**PROBLEM DESCRIPTION**: Among the records below, determine how many lines have the word "mydatabase" in them; output only the number.

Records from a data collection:
• • • • • • •
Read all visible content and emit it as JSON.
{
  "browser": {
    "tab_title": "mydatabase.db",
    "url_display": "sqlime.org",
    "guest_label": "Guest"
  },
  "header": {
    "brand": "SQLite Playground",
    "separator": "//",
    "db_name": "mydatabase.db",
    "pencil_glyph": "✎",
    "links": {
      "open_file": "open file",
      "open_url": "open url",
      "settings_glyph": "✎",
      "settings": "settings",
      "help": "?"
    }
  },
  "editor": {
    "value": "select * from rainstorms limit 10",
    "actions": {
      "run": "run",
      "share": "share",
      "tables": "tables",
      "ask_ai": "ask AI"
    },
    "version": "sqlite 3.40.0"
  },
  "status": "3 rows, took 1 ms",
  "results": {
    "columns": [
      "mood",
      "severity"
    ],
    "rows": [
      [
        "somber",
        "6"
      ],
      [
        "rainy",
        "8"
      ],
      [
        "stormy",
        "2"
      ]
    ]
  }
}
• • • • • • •
**ANSWER**: 2